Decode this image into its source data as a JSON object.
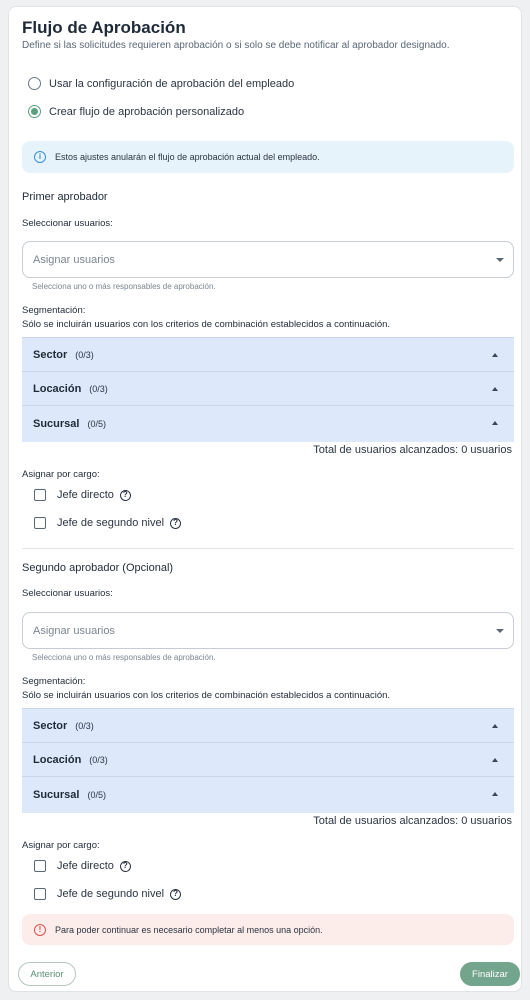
{
  "header": {
    "title": "Flujo de Aprobación",
    "subtitle": "Define si las solicitudes requieren aprobación o si solo se debe notificar al aprobador designado."
  },
  "options": {
    "employee_config": "Usar la configuración de aprobación del empleado",
    "custom_flow": "Crear flujo de aprobación personalizado",
    "selected": "custom_flow"
  },
  "info_message": "Estos ajustes anularán el flujo de aprobación actual del empleado.",
  "first_approver": {
    "title": "Primer aprobador",
    "select_label": "Seleccionar usuarios:",
    "select_placeholder": "Asignar usuarios",
    "select_helper": "Selecciona uno o más responsables de aprobación.",
    "segmentation_label": "Segmentación:",
    "segmentation_desc": "Sólo se incluirán usuarios con los criterios de combinación establecidos a continuación.",
    "segments": [
      {
        "name": "Sector",
        "count": "(0/3)"
      },
      {
        "name": "Locación",
        "count": "(0/3)"
      },
      {
        "name": "Sucursal",
        "count": "(0/5)"
      }
    ],
    "total": "Total de usuarios alcanzados: 0 usuarios",
    "role_label": "Asignar por cargo:",
    "roles": [
      {
        "label": "Jefe directo",
        "checked": false
      },
      {
        "label": "Jefe de segundo nivel",
        "checked": false
      }
    ]
  },
  "second_approver": {
    "title": "Segundo aprobador (Opcional)",
    "select_label": "Seleccionar usuarios:",
    "select_placeholder": "Asignar usuarios",
    "select_helper": "Selecciona uno o más responsables de aprobación.",
    "segmentation_label": "Segmentación:",
    "segmentation_desc": "Sólo se incluirán usuarios con los criterios de combinación establecidos a continuación.",
    "segments": [
      {
        "name": "Sector",
        "count": "(0/3)"
      },
      {
        "name": "Locación",
        "count": "(0/3)"
      },
      {
        "name": "Sucursal",
        "count": "(0/5)"
      }
    ],
    "total": "Total de usuarios alcanzados: 0 usuarios",
    "role_label": "Asignar por cargo:",
    "roles": [
      {
        "label": "Jefe directo",
        "checked": false
      },
      {
        "label": "Jefe de segundo nivel",
        "checked": false
      }
    ]
  },
  "error_message": "Para poder continuar es necesario completar al menos una opción.",
  "footer": {
    "prev_label": "Anterior",
    "finish_label": "Finalizar"
  },
  "colors": {
    "accent": "#73a48c",
    "info_bg": "#e7f3fb",
    "error_bg": "#fcecea",
    "accordion_bg": "#dde8fa"
  }
}
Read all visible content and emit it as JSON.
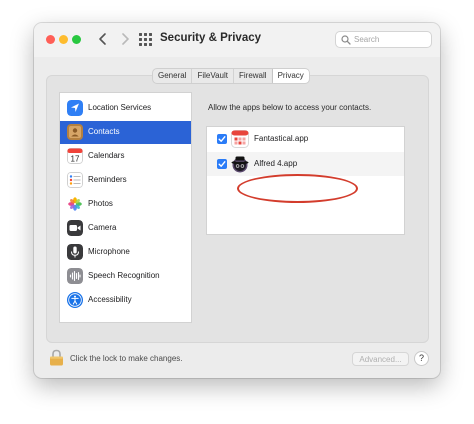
{
  "window": {
    "title": "Security & Privacy",
    "search_placeholder": "Search"
  },
  "tabs": [
    {
      "label": "General",
      "active": false
    },
    {
      "label": "FileVault",
      "active": false
    },
    {
      "label": "Firewall",
      "active": false
    },
    {
      "label": "Privacy",
      "active": true
    }
  ],
  "sidebar": {
    "items": [
      {
        "label": "Location Services",
        "icon": "location-arrow-icon",
        "selected": false
      },
      {
        "label": "Contacts",
        "icon": "contacts-book-icon",
        "selected": true
      },
      {
        "label": "Calendars",
        "icon": "calendar-icon",
        "selected": false
      },
      {
        "label": "Reminders",
        "icon": "reminders-list-icon",
        "selected": false
      },
      {
        "label": "Photos",
        "icon": "photos-flower-icon",
        "selected": false
      },
      {
        "label": "Camera",
        "icon": "camera-icon",
        "selected": false
      },
      {
        "label": "Microphone",
        "icon": "microphone-icon",
        "selected": false
      },
      {
        "label": "Speech Recognition",
        "icon": "waveform-icon",
        "selected": false
      },
      {
        "label": "Accessibility",
        "icon": "accessibility-person-icon",
        "selected": false
      }
    ],
    "calendar_day": "17"
  },
  "main": {
    "instruction": "Allow the apps below to access your contacts.",
    "apps": [
      {
        "name": "Fantastical.app",
        "checked": true,
        "icon": "fantastical-calendar-icon"
      },
      {
        "name": "Alfred 4.app",
        "checked": true,
        "icon": "alfred-hat-icon",
        "highlighted": true
      }
    ]
  },
  "footer": {
    "lock_text": "Click the lock to make changes.",
    "advanced_label": "Advanced...",
    "help_label": "?"
  },
  "colors": {
    "selection": "#2b63d6",
    "checkbox": "#2b7cf7",
    "highlight_ring": "#d33c2c"
  }
}
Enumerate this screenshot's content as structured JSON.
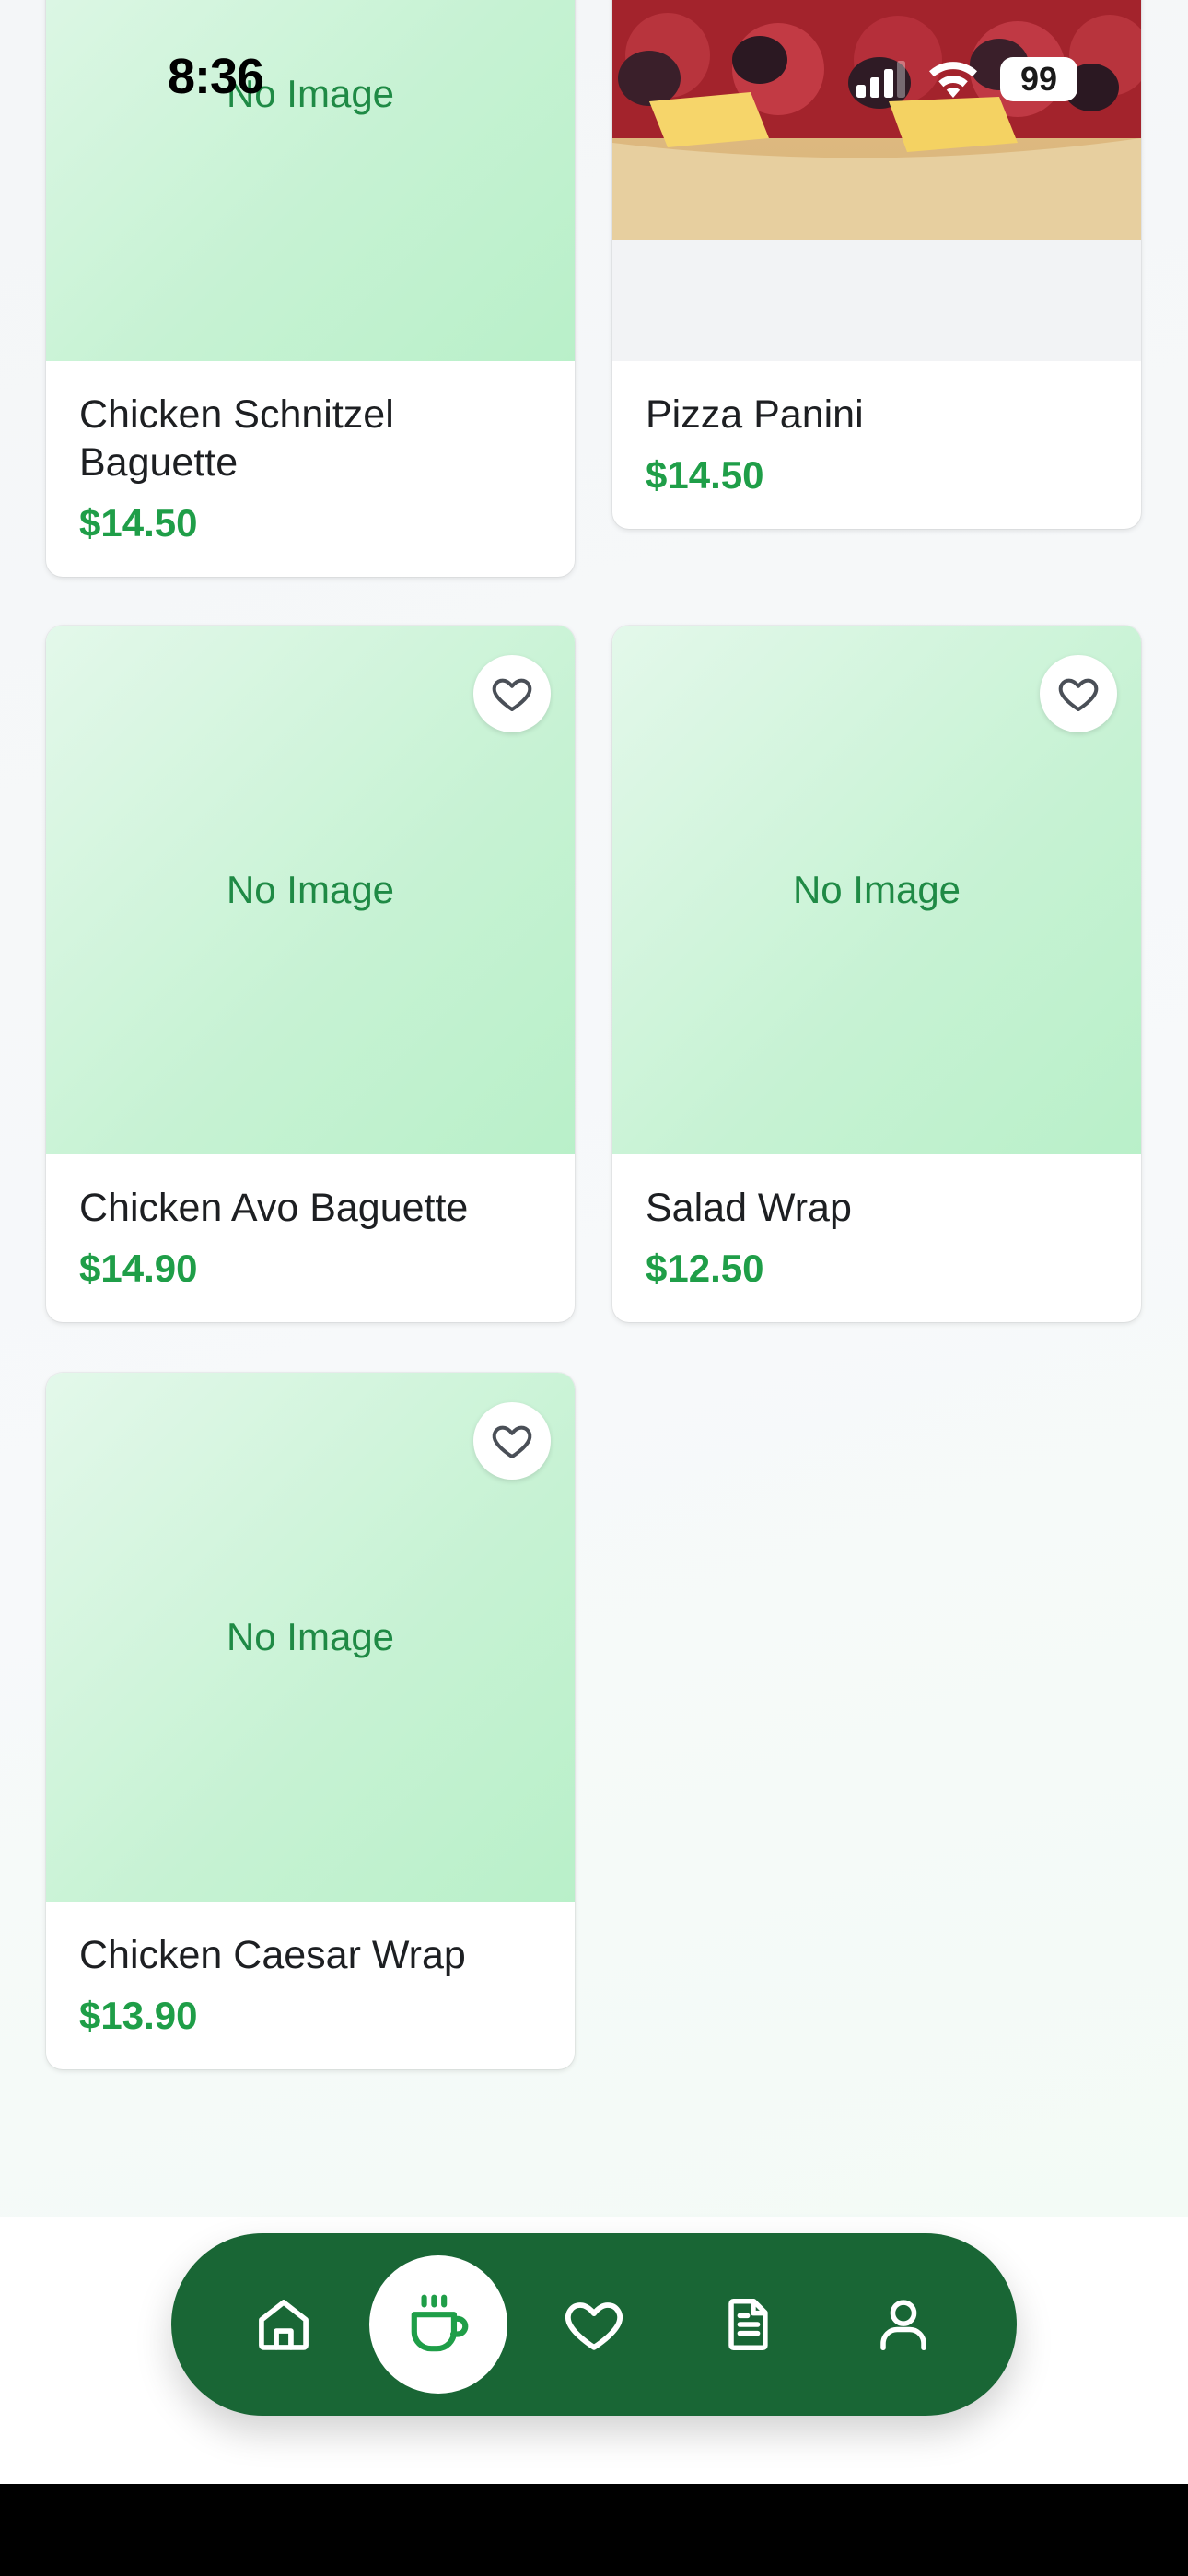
{
  "status_bar": {
    "time": "8:36",
    "battery": "99",
    "icons": [
      "signal-icon",
      "wifi-icon",
      "battery-icon"
    ]
  },
  "products": [
    {
      "name": "Chicken Schnitzel Baguette",
      "price": "$14.50",
      "image_text": "No Image"
    },
    {
      "name": "Pizza Panini",
      "price": "$14.50",
      "image_text": ""
    },
    {
      "name": "Chicken Avo Baguette",
      "price": "$14.90",
      "image_text": "No Image"
    },
    {
      "name": "Salad Wrap",
      "price": "$12.50",
      "image_text": "No Image"
    },
    {
      "name": "Chicken Caesar Wrap",
      "price": "$13.90",
      "image_text": "No Image"
    }
  ],
  "bottom_nav": {
    "items": [
      {
        "icon": "home-icon"
      },
      {
        "icon": "coffee-cup-icon",
        "active": true
      },
      {
        "icon": "heart-icon"
      },
      {
        "icon": "document-icon"
      },
      {
        "icon": "user-icon"
      }
    ]
  },
  "colors": {
    "brand_green": "#196635",
    "price_green": "#1f9e48",
    "placeholder_text": "#1f8a45"
  }
}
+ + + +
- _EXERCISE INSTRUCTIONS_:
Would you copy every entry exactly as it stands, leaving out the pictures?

- _EXERCISE SOLUTION_:
Decode this image into its source data as a JSON object.
{
  "header": {
    "title": "Flujo de Aprobación",
    "subtitle": "Define si las solicitudes requieren aprobación o si solo se debe notificar al aprobador designado."
  },
  "options": {
    "employee_config": "Usar la configuración de aprobación del empleado",
    "custom_flow": "Crear flujo de aprobación personalizado",
    "selected": "custom_flow"
  },
  "info_message": "Estos ajustes anularán el flujo de aprobación actual del empleado.",
  "first_approver": {
    "title": "Primer aprobador",
    "select_label": "Seleccionar usuarios:",
    "select_placeholder": "Asignar usuarios",
    "select_helper": "Selecciona uno o más responsables de aprobación.",
    "segmentation_label": "Segmentación:",
    "segmentation_desc": "Sólo se incluirán usuarios con los criterios de combinación establecidos a continuación.",
    "segments": [
      {
        "name": "Sector",
        "count": "(0/3)"
      },
      {
        "name": "Locación",
        "count": "(0/3)"
      },
      {
        "name": "Sucursal",
        "count": "(0/5)"
      }
    ],
    "total": "Total de usuarios alcanzados: 0 usuarios",
    "role_label": "Asignar por cargo:",
    "roles": [
      {
        "label": "Jefe directo",
        "checked": false
      },
      {
        "label": "Jefe de segundo nivel",
        "checked": false
      }
    ]
  },
  "second_approver": {
    "title": "Segundo aprobador (Opcional)",
    "select_label": "Seleccionar usuarios:",
    "select_placeholder": "Asignar usuarios",
    "select_helper": "Selecciona uno o más responsables de aprobación.",
    "segmentation_label": "Segmentación:",
    "segmentation_desc": "Sólo se incluirán usuarios con los criterios de combinación establecidos a continuación.",
    "segments": [
      {
        "name": "Sector",
        "count": "(0/3)"
      },
      {
        "name": "Locación",
        "count": "(0/3)"
      },
      {
        "name": "Sucursal",
        "count": "(0/5)"
      }
    ],
    "total": "Total de usuarios alcanzados: 0 usuarios",
    "role_label": "Asignar por cargo:",
    "roles": [
      {
        "label": "Jefe directo",
        "checked": false
      },
      {
        "label": "Jefe de segundo nivel",
        "checked": false
      }
    ]
  },
  "error_message": "Para poder continuar es necesario completar al menos una opción.",
  "footer": {
    "prev_label": "Anterior",
    "finish_label": "Finalizar"
  },
  "colors": {
    "accent": "#73a48c",
    "info_bg": "#e7f3fb",
    "error_bg": "#fcecea",
    "accordion_bg": "#dde8fa"
  }
}
Read all visible content and emit it as JSON.
{
  "window": {
    "title": "Security & Privacy",
    "search_placeholder": "Search"
  },
  "tabs": [
    {
      "label": "General",
      "active": false
    },
    {
      "label": "FileVault",
      "active": false
    },
    {
      "label": "Firewall",
      "active": false
    },
    {
      "label": "Privacy",
      "active": true
    }
  ],
  "sidebar": {
    "items": [
      {
        "label": "Location Services",
        "icon": "location-arrow-icon",
        "selected": false
      },
      {
        "label": "Contacts",
        "icon": "contacts-book-icon",
        "selected": true
      },
      {
        "label": "Calendars",
        "icon": "calendar-icon",
        "selected": false
      },
      {
        "label": "Reminders",
        "icon": "reminders-list-icon",
        "selected": false
      },
      {
        "label": "Photos",
        "icon": "photos-flower-icon",
        "selected": false
      },
      {
        "label": "Camera",
        "icon": "camera-icon",
        "selected": false
      },
      {
        "label": "Microphone",
        "icon": "microphone-icon",
        "selected": false
      },
      {
        "label": "Speech Recognition",
        "icon": "waveform-icon",
        "selected": false
      },
      {
        "label": "Accessibility",
        "icon": "accessibility-person-icon",
        "selected": false
      }
    ],
    "calendar_day": "17"
  },
  "main": {
    "instruction": "Allow the apps below to access your contacts.",
    "apps": [
      {
        "name": "Fantastical.app",
        "checked": true,
        "icon": "fantastical-calendar-icon"
      },
      {
        "name": "Alfred 4.app",
        "checked": true,
        "icon": "alfred-hat-icon",
        "highlighted": true
      }
    ]
  },
  "footer": {
    "lock_text": "Click the lock to make changes.",
    "advanced_label": "Advanced...",
    "help_label": "?"
  },
  "colors": {
    "selection": "#2b63d6",
    "checkbox": "#2b7cf7",
    "highlight_ring": "#d33c2c"
  }
}
Enumerate this screenshot's content as structured JSON.
{
  "status_bar": {
    "time": "8:36",
    "battery": "99",
    "icons": [
      "signal-icon",
      "wifi-icon",
      "battery-icon"
    ]
  },
  "products": [
    {
      "name": "Chicken Schnitzel Baguette",
      "price": "$14.50",
      "image_text": "No Image"
    },
    {
      "name": "Pizza Panini",
      "price": "$14.50",
      "image_text": ""
    },
    {
      "name": "Chicken Avo Baguette",
      "price": "$14.90",
      "image_text": "No Image"
    },
    {
      "name": "Salad Wrap",
      "price": "$12.50",
      "image_text": "No Image"
    },
    {
      "name": "Chicken Caesar Wrap",
      "price": "$13.90",
      "image_text": "No Image"
    }
  ],
  "bottom_nav": {
    "items": [
      {
        "icon": "home-icon"
      },
      {
        "icon": "coffee-cup-icon",
        "active": true
      },
      {
        "icon": "heart-icon"
      },
      {
        "icon": "document-icon"
      },
      {
        "icon": "user-icon"
      }
    ]
  },
  "colors": {
    "brand_green": "#196635",
    "price_green": "#1f9e48",
    "placeholder_text": "#1f8a45"
  }
}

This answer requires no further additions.